Category : Uncategorized
A third giraffe has died at the famously incompetent Greater Vancouver Zoo in less than one year. Last November, a female named Eleah and her son, Amryn, died within a week of each other; while ensuing necropsies didn’t reveal the cause, the Vancouver Humane Society noted that as African animals, giraffes are particularly susceptible to cold weather and have been known to die as a result of exposure in the past. (You can read our blog post about it here.) Jafira, Eleah’s mate and Amryn’s father, was alone in his enclosure until the Greater Vancouver Zoo bought another male giraffe to keep him company.
This Sunday, Jafira died. He was 12 years old, less than half the lifespan of an average giraffe, captive or wild. Zoo staff, who say that he was “completely healthy”, found him collapsed in his enclosure that morning, and a necropsy is scheduled. I wonder whether if it will be as inconclusive as last years’ were?
In the meantime, what will become of the last giraffe at the Greater Vancouver Zoo? Will they just buy another one, as they did when Eleah and Amryn died? Ideally, he would be sent to a sanctuary of some sort, assuming there even are sanctuaries that can take giraffes. (A quick search showed me that there’s at least a couple, but they all seem to be in Kenya.) And while no zoos are good zoos, some zoos are worse than others: case in point, the Greater Vancouver Zoo. Perhaps the remaining giraffe could be sent to another facility that has a larger herd of giraffes and a less pathetic track record when it comes to keeping them alive.

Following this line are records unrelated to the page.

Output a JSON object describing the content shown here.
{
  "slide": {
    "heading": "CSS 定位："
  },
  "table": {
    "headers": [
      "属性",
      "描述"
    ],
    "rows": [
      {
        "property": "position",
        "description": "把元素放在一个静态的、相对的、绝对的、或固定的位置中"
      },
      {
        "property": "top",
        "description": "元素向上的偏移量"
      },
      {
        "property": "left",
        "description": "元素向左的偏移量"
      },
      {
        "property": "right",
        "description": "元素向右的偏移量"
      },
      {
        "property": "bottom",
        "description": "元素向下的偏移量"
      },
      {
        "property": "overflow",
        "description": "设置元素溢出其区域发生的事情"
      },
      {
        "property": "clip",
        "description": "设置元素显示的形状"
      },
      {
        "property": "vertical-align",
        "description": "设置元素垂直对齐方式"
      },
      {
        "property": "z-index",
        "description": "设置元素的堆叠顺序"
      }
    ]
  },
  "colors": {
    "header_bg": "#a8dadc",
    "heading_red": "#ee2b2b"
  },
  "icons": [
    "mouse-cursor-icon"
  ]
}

I don’t know that there are any easy answers here, but there’s at least one easy solution: don’t support zoos. They are not the bastions of education and conservation that they claim to be and they do more harm than good. So if you’re concerned about wild animals–and who isn’t?–skip the zoo and donate the cost of a ticket to a worthy charity that actually works to protect wild animals, rather than just paying lip-service to the idea. (Be careful not to give your money to groups that claim to care about animals while supporting hunting and trapping and other forms of “wildlife management”, like the Sierra Club, the National Wildlife Federation, and the Nature Conservancy.) One particularly great organization that I learned about recently is the Amboseli Elephant Research Project, which protects about 52 wild elephant families, or approximately 1,400 elephants, in Kenya. They have an annual operating budget of $400,000–some zoos spend that amount to maintain just 4 captive elephants for a year!
Do you have any favourite wildlife charities? Let us know in the comments!
Update, Nov. 7th: “The BC SPCA says its investigation into the death of a giraffe at the Greater Vancouver Zoo is being hampered because workers refuse to share key information. SPCA spokeswoman Lorie Chortyk said her organization has been forced to seek a warrant to obtain documents the zoo could simply hand over willingly.” (article)
Way to go, GVZ, we certainly couldn’t expect any more from you.